EXCERPTED DATA section start

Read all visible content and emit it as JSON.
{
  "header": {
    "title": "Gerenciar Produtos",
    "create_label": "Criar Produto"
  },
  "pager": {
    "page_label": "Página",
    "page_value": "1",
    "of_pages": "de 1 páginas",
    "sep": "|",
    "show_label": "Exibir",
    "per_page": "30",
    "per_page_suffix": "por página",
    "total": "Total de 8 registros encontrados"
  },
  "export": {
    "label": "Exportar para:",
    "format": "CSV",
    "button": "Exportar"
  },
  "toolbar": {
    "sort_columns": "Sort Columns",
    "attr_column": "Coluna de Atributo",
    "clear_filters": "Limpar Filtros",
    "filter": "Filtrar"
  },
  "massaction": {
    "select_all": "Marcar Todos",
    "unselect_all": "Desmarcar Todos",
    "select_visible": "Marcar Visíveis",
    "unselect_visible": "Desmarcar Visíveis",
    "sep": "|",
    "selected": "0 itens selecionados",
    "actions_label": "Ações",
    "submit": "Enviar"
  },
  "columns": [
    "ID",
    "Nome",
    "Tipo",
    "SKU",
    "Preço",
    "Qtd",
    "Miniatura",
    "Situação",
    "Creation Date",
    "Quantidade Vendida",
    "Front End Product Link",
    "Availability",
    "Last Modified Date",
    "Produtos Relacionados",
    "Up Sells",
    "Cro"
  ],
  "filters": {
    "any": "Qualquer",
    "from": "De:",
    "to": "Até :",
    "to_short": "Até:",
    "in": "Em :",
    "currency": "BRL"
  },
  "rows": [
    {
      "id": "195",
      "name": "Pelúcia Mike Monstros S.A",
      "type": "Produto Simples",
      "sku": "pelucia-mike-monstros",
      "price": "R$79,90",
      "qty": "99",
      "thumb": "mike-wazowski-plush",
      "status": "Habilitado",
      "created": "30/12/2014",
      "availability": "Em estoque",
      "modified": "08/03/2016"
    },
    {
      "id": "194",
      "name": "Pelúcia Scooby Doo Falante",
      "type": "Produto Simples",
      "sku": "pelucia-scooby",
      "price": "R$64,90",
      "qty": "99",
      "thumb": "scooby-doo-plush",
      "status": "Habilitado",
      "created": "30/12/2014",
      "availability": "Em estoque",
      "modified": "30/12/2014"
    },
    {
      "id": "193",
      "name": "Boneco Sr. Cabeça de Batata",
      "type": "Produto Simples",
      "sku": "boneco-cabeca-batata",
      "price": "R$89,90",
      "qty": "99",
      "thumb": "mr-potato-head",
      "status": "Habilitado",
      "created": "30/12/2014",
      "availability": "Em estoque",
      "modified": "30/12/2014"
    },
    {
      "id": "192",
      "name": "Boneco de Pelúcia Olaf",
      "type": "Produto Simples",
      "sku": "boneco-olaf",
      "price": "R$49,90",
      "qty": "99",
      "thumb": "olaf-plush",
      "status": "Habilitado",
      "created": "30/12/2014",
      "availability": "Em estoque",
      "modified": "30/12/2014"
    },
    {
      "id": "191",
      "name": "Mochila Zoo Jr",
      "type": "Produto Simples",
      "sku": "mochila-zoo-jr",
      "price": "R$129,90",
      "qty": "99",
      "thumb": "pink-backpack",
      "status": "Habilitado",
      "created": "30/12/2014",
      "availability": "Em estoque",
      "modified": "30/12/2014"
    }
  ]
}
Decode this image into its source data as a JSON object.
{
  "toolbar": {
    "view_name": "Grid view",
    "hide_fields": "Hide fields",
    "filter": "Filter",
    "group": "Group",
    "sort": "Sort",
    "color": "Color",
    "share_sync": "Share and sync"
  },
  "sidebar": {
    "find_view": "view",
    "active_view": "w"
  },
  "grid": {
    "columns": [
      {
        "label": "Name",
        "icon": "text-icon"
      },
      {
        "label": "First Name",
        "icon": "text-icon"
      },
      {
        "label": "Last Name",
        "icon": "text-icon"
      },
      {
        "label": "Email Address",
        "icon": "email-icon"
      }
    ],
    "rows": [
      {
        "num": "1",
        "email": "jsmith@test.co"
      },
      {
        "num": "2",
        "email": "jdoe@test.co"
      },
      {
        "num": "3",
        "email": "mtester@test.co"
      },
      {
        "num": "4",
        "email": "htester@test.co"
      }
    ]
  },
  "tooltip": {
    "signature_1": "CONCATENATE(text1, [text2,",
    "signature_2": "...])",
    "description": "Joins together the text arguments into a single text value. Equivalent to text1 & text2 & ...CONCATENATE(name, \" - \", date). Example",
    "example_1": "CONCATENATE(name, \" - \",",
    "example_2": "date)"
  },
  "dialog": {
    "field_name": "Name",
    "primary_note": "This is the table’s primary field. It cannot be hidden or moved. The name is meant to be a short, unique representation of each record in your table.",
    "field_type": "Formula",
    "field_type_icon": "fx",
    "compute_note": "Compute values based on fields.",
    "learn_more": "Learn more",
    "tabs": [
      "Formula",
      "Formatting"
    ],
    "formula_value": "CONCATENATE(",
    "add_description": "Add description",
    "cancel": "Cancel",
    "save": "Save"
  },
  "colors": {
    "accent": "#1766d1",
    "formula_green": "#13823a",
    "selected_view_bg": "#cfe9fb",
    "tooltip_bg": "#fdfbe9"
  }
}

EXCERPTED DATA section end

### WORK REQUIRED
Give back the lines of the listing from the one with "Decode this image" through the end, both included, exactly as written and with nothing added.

### TASK ANSWER
Decode this image into its source data as a JSON object.
{
  "toolbar": {
    "view_name": "Grid view",
    "hide_fields": "Hide fields",
    "filter": "Filter",
    "group": "Group",
    "sort": "Sort",
    "color": "Color",
    "share_sync": "Share and sync"
  },
  "sidebar": {
    "find_view": "view",
    "active_view": "w"
  },
  "grid": {
    "columns": [
      {
        "label": "Name",
        "icon": "text-icon"
      },
      {
        "label": "First Name",
        "icon": "text-icon"
      },
      {
        "label": "Last Name",
        "icon": "text-icon"
      },
      {
        "label": "Email Address",
        "icon": "email-icon"
      }
    ],
    "rows": [
      {
        "num": "1",
        "email": "jsmith@test.co"
      },
      {
        "num": "2",
        "email": "jdoe@test.co"
      },
      {
        "num": "3",
        "email": "mtester@test.co"
      },
      {
        "num": "4",
        "email": "htester@test.co"
      }
    ]
  },
  "tooltip": {
    "signature_1": "CONCATENATE(text1, [text2,",
    "signature_2": "...])",
    "description": "Joins together the text arguments into a single text value. Equivalent to text1 & text2 & ...CONCATENATE(name, \" - \", date). Example",
    "example_1": "CONCATENATE(name, \" - \",",
    "example_2": "date)"
  },
  "dialog": {
    "field_name": "Name",
    "primary_note": "This is the table’s primary field. It cannot be hidden or moved. The name is meant to be a short, unique representation of each record in your table.",
    "field_type": "Formula",
    "field_type_icon": "fx",
    "compute_note": "Compute values based on fields.",
    "learn_more": "Learn more",
    "tabs": [
      "Formula",
      "Formatting"
    ],
    "formula_value": "CONCATENATE(",
    "add_description": "Add description",
    "cancel": "Cancel",
    "save": "Save"
  },
  "colors": {
    "accent": "#1766d1",
    "formula_green": "#13823a",
    "selected_view_bg": "#cfe9fb",
    "tooltip_bg": "#fdfbe9"
  }
}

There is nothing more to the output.